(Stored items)
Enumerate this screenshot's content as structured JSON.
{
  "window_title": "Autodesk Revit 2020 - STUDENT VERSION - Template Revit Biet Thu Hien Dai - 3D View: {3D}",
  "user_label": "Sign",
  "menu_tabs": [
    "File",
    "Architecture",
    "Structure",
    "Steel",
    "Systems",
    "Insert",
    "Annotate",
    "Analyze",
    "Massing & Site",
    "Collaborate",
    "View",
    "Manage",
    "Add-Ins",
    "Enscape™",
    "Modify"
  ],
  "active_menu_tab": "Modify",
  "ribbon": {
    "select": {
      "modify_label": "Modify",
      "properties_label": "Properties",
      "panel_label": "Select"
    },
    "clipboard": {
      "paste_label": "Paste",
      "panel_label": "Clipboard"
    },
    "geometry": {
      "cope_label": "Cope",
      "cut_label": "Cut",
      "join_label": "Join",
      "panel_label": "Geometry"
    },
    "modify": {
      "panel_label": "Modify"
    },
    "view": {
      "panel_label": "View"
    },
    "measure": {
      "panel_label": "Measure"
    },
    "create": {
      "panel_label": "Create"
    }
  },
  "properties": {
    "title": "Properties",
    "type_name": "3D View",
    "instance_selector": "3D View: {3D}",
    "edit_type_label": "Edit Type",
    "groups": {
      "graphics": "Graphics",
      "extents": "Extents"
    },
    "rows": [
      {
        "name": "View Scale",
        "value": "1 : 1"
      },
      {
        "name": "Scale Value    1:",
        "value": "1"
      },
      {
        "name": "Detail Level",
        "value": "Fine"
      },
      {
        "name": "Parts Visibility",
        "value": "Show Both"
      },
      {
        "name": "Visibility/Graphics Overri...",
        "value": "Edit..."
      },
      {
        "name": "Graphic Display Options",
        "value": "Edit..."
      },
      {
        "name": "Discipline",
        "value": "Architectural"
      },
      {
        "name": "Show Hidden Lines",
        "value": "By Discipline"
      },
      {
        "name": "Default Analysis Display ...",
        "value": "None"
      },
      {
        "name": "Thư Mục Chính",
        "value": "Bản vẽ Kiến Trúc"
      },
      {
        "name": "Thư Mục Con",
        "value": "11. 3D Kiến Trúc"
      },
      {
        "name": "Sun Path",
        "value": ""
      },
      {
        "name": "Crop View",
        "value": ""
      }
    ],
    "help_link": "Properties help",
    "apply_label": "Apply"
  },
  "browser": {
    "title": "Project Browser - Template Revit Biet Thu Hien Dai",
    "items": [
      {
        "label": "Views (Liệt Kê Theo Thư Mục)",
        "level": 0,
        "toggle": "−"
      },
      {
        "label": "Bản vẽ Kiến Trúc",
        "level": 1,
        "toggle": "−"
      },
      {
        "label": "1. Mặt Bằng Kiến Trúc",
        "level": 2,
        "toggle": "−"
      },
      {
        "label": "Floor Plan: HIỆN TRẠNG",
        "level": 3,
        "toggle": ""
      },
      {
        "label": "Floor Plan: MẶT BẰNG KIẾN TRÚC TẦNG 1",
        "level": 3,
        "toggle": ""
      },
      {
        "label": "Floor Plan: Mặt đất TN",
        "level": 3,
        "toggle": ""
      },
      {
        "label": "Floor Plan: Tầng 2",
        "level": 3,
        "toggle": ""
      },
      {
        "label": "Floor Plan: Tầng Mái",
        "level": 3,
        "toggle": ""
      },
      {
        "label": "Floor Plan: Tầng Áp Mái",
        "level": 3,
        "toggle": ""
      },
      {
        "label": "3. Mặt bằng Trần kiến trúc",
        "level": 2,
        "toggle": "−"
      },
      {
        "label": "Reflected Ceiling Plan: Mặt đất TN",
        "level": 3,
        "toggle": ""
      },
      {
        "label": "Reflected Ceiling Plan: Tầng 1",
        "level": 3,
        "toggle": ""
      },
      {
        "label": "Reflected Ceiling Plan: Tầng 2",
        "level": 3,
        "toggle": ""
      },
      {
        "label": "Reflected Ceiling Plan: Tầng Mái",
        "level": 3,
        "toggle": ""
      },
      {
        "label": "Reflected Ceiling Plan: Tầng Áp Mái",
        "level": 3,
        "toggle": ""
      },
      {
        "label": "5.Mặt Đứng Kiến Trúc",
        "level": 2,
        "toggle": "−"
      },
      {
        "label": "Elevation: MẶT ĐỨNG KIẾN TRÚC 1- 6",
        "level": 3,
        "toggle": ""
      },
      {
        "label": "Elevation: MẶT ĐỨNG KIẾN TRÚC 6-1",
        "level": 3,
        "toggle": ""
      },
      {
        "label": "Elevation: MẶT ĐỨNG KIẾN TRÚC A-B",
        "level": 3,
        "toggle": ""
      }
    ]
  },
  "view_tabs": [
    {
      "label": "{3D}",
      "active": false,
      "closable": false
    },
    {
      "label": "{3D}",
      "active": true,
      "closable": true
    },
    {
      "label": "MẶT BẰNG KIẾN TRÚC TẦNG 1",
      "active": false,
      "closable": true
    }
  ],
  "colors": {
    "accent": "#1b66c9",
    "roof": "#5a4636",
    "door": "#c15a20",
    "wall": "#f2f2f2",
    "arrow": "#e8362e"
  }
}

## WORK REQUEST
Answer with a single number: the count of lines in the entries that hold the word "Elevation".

## ANSWER TO THIS PROBLEM
3